Hall of Famers Piazza (Italy's manager), Bert Blyleven (Netherlands' pitching coach) and Mariano Rivera (there to support Panama and put on a baseball clinic for a youth team) gathered in a room for a group of media to talk about what the World Baseball Classic means to them and how their countries might make it out of Pool A to Tokyo.

Rivera and Piazza have personal connections to the region. The former Yankees closer played with former big league starter Chien-Ming Wang (now Chinese Taipei's pitching coach), and spoke fondly of their time together.

"Playing with Chien-Ming Wang for so many years, it was amazing, knowing him the way he came to the big leagues from the Minor Leagues," Rivera said. "I mean, seeing the talent and how devoted he was for the game and representing his country, it was always amazing to me. I was so happy to have him as my teammate and being able to close games for him."

Piazza's connection may run even deeper.

Back in 1993, the then-Dodgers catcher went on a team Goodwill Tour to Taiwan -- playing in some exhibition games and launching some mammoth home runs. You can tell he's beloved, even still today, in the area. Everywhere he goes there seems to be a crowd and chants of his name.

"I think the tradition here in Taiwan for baseball is obviously very deep," Italy's manager said. "I mean, I remember as a kid watching Little League teams from Taiwan play in the United States in Williamsport, Pa., where I'm from, and I think since that tour, obviously the league has expanded. Several new ballparks have been built, and more foreign players have come to play here. It's made the league more attractive for American players and obviously other players from around the world, and I think Taiwan should be very proud of their support of baseball."

The three Cooperstown legends also raved about how important the Classic is for the growth of baseball. Particularly in the countries they represent.

Piazza talked about the support and social media posts about the tournament he's seen online, Rivera talked about the beauty of "countries coming together to represent the game that we love," and Blyleven -- now a four-time Classic coach -- spoke of its growth over the decades. He also didn't hide who he thought might come out victorious this year.

"There's 20 countries being represented in the WBC this year," Blyleven said. "Previously, I believe, there was only 16. So, we've added four more countries. I think baseball's worldwide now. There are so many great countries that are being represented, not only in this pool but the other three pools. I think the competition is very good. ... We thank [Taiwan] for holding this tournament here and we are looking to win it all, the Dutch team is. We're going to kick butt."

But will they kick butt? How does each team plan to kick butt?
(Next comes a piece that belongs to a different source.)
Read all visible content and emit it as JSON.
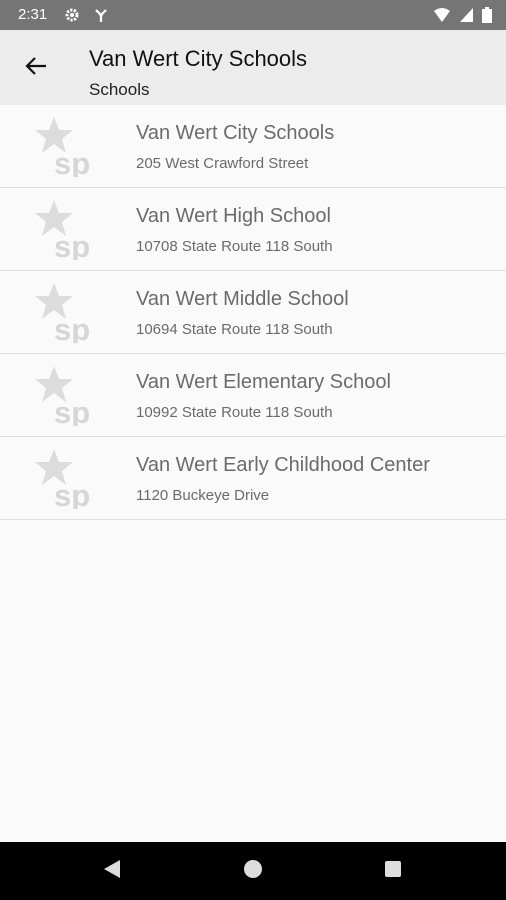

Strategy -- who you pitch one day, who you pitch another -- is also important in pool play. It's a different style than coaching or managing during a regular baseball season.
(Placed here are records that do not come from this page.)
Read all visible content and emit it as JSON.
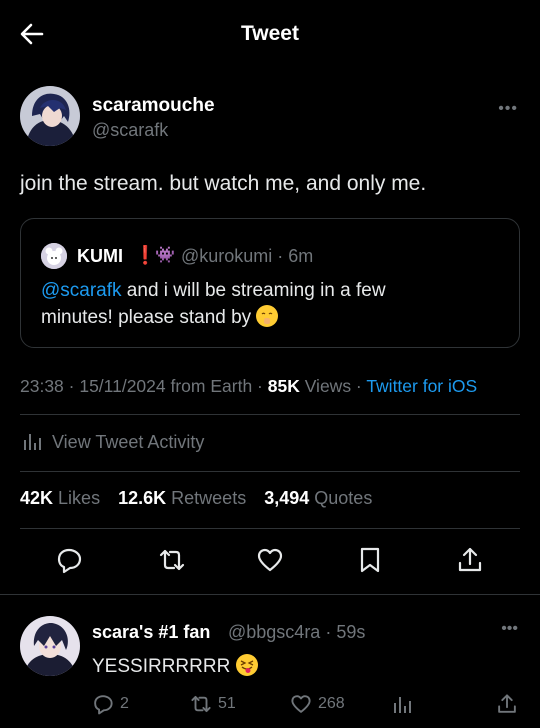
{
  "header": {
    "title": "Tweet",
    "back_icon": "arrow-left-icon"
  },
  "tweet": {
    "author_name": "scaramouche",
    "author_handle": "@scarafk",
    "text": "join the stream. but watch me, and only me.",
    "quote": {
      "name": "KUMI",
      "badge1": "❗",
      "badge2": "👾",
      "handle_time": "@kurokumi · 6m",
      "mention": "@scarafk",
      "text": " and i will be streaming in a few minutes! please stand by ",
      "emoji": "shushing-face-emoji"
    },
    "time": "23:38 · 15/11/2024 from Earth · ",
    "views_count": "85K",
    "views_label": " Views · ",
    "source": "Twitter for iOS"
  },
  "activity": {
    "label": "View Tweet Activity"
  },
  "stats": {
    "likes_count": "42K",
    "likes_label": "Likes",
    "retweets_count": "12.6K",
    "retweets_label": "Retweets",
    "quotes_count": "3,494",
    "quotes_label": "Quotes"
  },
  "reply": {
    "name": "scara's #1 fan",
    "handle_time": "@bbgsc4ra · 59s",
    "text": "YESSIRRRRRR",
    "emoji": "squinting-tongue-emoji",
    "replies": "2",
    "retweets": "51",
    "likes": "268"
  },
  "colors": {
    "accent": "#1d9bf0",
    "muted": "#71767b",
    "bg": "#000000",
    "border": "#2f3336"
  }
}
"It's pretty much all hands on deck," Piazza said. "And you need everyone to be flexible and everyone to be patient and everyone to work together. It's challenging, but I think we hopefully feel like we put the team together that can respond. But yeah, there's also a lot of luck involved as well. So it's also good to be lucky."

Blyleven hoped to rely on the Netherlands' top-notch infield defense to carry his country through to the next round. Andrelton Simmons at third, Xander Bogaerts at shortstop, Jonathan Schoop at second and Didi Gregorius at first will provide an almost impenetrable big league wall behind Dutch pitchers.
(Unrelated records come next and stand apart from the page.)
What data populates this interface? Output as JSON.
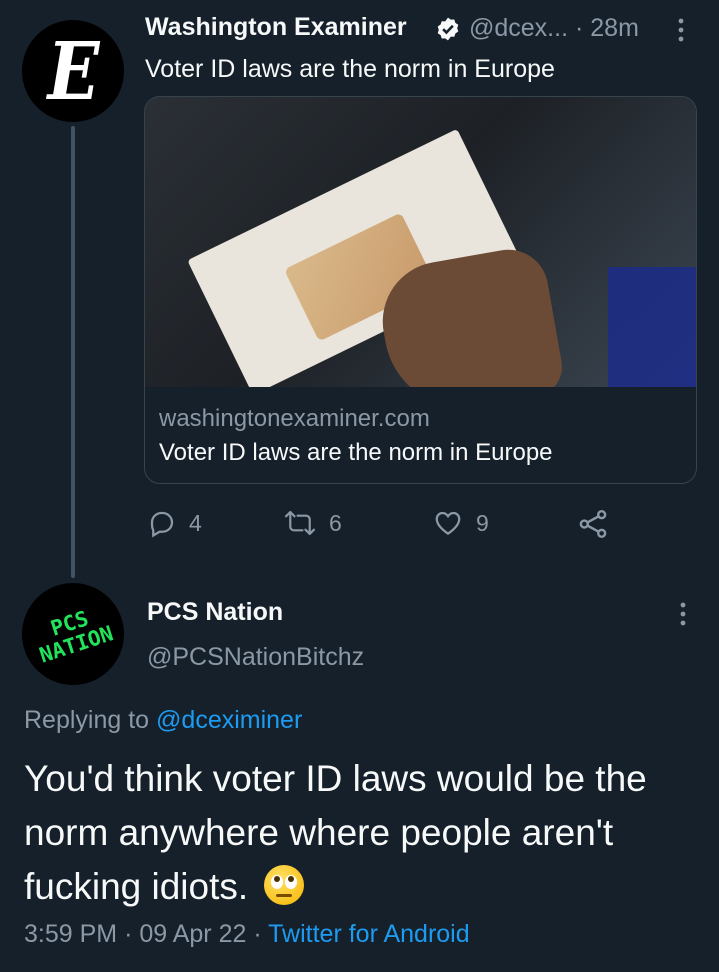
{
  "tweet1": {
    "avatar_letter": "E",
    "name": "Washington Examiner",
    "handle": "@dcex...",
    "separator": "·",
    "time": "28m",
    "text": "Voter ID laws are the norm in Europe",
    "card": {
      "domain": "washingtonexaminer.com",
      "title": "Voter ID laws are the norm in Europe"
    },
    "actions": {
      "replies": "4",
      "retweets": "6",
      "likes": "9"
    }
  },
  "tweet2": {
    "avatar_text": "PCS\nNATION",
    "name": "PCS Nation",
    "handle": "@PCSNationBitchz",
    "replying_prefix": "Replying to ",
    "replying_to": "@dceximiner",
    "text": "You'd think voter ID laws would be the norm anywhere where people aren't fucking idiots.",
    "emoji": "face-with-rolling-eyes",
    "time": "3:59 PM",
    "sep1": "·",
    "date": "09 Apr 22",
    "sep2": "·",
    "source": "Twitter for Android"
  },
  "colors": {
    "background": "#15202b",
    "link": "#1d9bf0",
    "secondary_text": "#8b98a5"
  }
}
"We probably might have the best infield that any pitchers are going to pitch behind," the Zeist, Netherlands, native said. "So my big thing is throw strikes, get the ball over the plate and utilize your defense. I think the Dutch's philosophy is be aggressive. We're stubborn and we're going to continue to be stubborn."

There's also, of course, the simplest approach that any and every team would get behind.

"We have to score more runs than the other team," Blyleven said with a laugh.